Virtually every problem with the modern American mode of living stems from three major cultural characteristics: a pathological attachment to the automobile, a horrifying apathy toward the obesity epidemic, and a deeply engrained fetishization of employment. This should be plain to anyone paying attention, but it’s especially clear if you sell your car and spend six gruelling months riding public transit in Dallas, Texas, arguably the nation’s most regrettable example of urban dysfunction.
For the better part of a year, I got on the train in one of the biggest cities in the wealthiest nation of all time, only to find myself surrounded by people who are either homeless or commuting to a job that hardly keeps them above the poverty line. Most of them are morbidly obese, and those who aren’t are only slim because of heroin or some other destructive analgesic.
This country is in shambles for reasons that are material and obvious, but if you turn on the TV, the only issues our political and media intelligentsia find time to talk about are drag queens, QAnon crackpots, the sexual misadventures of partisan pseudo-celebrities, and other such sparkly hysterias. It’s all ludicrous political stagecraft that has absolutely nothing to do with the lives of normal Americans, to say nothing of the weakest and most miserable.
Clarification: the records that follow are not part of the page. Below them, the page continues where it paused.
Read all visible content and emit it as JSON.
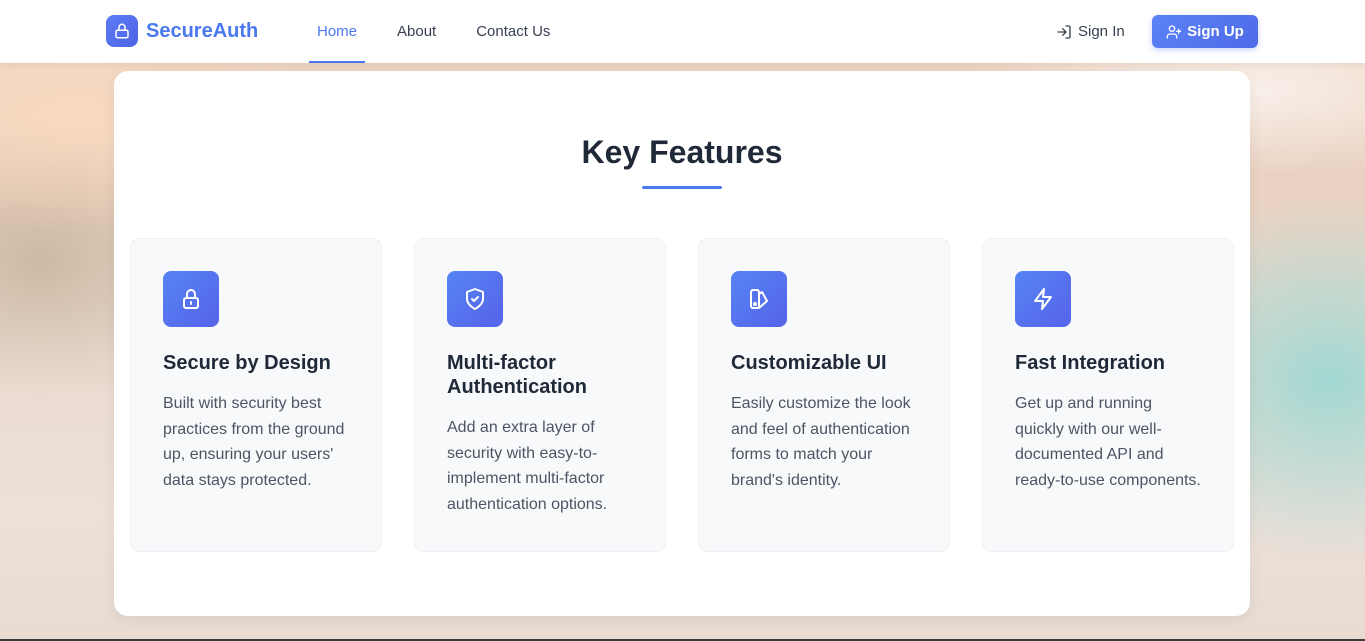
{
  "header": {
    "brand_name": "SecureAuth",
    "nav": [
      {
        "label": "Home",
        "active": true
      },
      {
        "label": "About",
        "active": false
      },
      {
        "label": "Contact Us",
        "active": false
      }
    ],
    "sign_in_label": "Sign In",
    "sign_up_label": "Sign Up"
  },
  "features": {
    "title": "Key Features",
    "items": [
      {
        "icon": "lock-icon",
        "title": "Secure by Design",
        "description": "Built with security best practices from the ground up, ensuring your users' data stays protected."
      },
      {
        "icon": "shield-check-icon",
        "title": "Multi-factor Authentication",
        "description": "Add an extra layer of security with easy-to-implement multi-factor authentication options."
      },
      {
        "icon": "palette-icon",
        "title": "Customizable UI",
        "description": "Easily customize the look and feel of authentication forms to match your brand's identity."
      },
      {
        "icon": "lightning-icon",
        "title": "Fast Integration",
        "description": "Get up and running quickly with our well-documented API and ready-to-use components."
      }
    ]
  },
  "colors": {
    "accent": "#4a78ee",
    "icon_gradient_start": "#5784f6",
    "icon_gradient_end": "#5563e8",
    "heading": "#1f2937",
    "body_text": "#4b5563"
  }
}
These conditions, which constitute a clear cultural disease, are so ugly and glaring that a diagnostic report like this really shouldn’t be necessary.